Reflection zone plates enable lighter elements in material samples will be efficiently and precisely detected using scanning electron microscopy by providing high resolution in the range of 50-1120 eV.
Researchers found that by adding a specific atomic thin film layer to a transistor, the layer acted as a filter for the energy that passed through it at room temperature. The signal that resulted from the device was six to seven times steeper than that of traditional devices. Steep devices use less voltage but still have a strong signal.
A new method developed for studying battery failures points to the potential next step in extending lithium ion battery lifetime and capacity, opening a path to wider use of these batteries in conjunction with renewable energy sources.
Electricity and magnetism rule our digital world. Semiconductors process electrical information, while magnetic materials enable long-term data storage. A research team has discovered a way to fuse these two distinct properties in a single material, paving the way for new ultrahigh density storage and computing architectures.

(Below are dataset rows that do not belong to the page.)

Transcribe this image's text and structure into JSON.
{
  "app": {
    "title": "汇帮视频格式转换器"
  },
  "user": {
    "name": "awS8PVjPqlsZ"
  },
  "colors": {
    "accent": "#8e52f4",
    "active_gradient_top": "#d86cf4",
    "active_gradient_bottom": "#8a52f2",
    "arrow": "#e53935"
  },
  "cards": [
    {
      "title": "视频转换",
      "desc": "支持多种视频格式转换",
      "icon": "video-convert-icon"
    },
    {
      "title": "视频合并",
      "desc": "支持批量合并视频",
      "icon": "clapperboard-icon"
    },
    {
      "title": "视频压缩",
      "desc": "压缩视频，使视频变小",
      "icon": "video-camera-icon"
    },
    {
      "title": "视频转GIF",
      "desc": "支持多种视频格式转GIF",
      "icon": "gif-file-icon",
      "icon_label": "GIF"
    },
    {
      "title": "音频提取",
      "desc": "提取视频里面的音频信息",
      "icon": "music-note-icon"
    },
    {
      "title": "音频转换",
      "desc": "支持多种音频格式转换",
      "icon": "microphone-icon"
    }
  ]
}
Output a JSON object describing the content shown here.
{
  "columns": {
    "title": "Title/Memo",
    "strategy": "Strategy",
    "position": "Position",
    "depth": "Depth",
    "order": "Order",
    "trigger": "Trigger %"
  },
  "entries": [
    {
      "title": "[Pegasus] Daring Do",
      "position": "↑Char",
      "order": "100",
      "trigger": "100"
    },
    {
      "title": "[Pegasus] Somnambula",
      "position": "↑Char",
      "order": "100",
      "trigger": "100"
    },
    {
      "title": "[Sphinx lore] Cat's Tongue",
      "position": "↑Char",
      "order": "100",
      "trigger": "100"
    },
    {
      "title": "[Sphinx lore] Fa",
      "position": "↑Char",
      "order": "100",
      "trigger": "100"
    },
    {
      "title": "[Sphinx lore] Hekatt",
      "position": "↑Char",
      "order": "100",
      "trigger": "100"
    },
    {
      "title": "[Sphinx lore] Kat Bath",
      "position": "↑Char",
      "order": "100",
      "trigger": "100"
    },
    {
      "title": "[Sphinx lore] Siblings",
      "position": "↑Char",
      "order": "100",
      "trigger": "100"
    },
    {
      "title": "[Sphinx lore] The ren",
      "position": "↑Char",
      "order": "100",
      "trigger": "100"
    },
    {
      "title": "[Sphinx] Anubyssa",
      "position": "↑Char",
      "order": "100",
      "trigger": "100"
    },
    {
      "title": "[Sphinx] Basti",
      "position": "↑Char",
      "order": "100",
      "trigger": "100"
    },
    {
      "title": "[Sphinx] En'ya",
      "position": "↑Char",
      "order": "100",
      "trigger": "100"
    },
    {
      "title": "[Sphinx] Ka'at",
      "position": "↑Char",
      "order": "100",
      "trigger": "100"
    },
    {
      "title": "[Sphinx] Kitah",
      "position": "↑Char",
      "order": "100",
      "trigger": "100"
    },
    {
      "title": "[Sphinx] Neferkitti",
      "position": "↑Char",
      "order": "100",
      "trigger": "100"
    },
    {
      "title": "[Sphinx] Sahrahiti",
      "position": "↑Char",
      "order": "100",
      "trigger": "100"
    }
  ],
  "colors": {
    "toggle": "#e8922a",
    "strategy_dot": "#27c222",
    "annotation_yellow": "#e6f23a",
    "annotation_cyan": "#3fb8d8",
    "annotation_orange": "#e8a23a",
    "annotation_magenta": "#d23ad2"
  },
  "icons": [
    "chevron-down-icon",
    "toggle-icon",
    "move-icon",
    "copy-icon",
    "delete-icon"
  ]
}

The various patterns that atoms of a solid material can adopt, called crystal structures, can have a huge impact on its properties. Being able to accurately predict the most stable crystal structure for a material has been a longstanding challenge for scientists. Researchers calculated the lattice energy of benzene, a simple yet important molecule in pharmaceutical and energy research, to sub-kilojoule per mole accuracy - a level of certainty that allows polymorphism to be resolved.
Gallium arsenide a semiconductor composed of gallium and arsenic is well known to have properties that promise practical applications. In the form of nanowires it has particular potential for use in solar cell manufacture and optoelectronics in many of the same applications that silicon is commonly used. But its natural semiconducting ability requires tuning to make it more desirable for use in manufacturing. New work offers a novel approach to such tuning.
Semiconducting polymers can be used, for example, for the absorption of sun light in solar cells. By incorporating organic tin into the plastic, light can be absorbed over a wide range of the solar spectrum.
NIST recently issued Reference Material (RM) 8027, the smallest known reference material ever created for validating measurements of these man-made, ultrafine particles between 1 and 100 nanometers in size.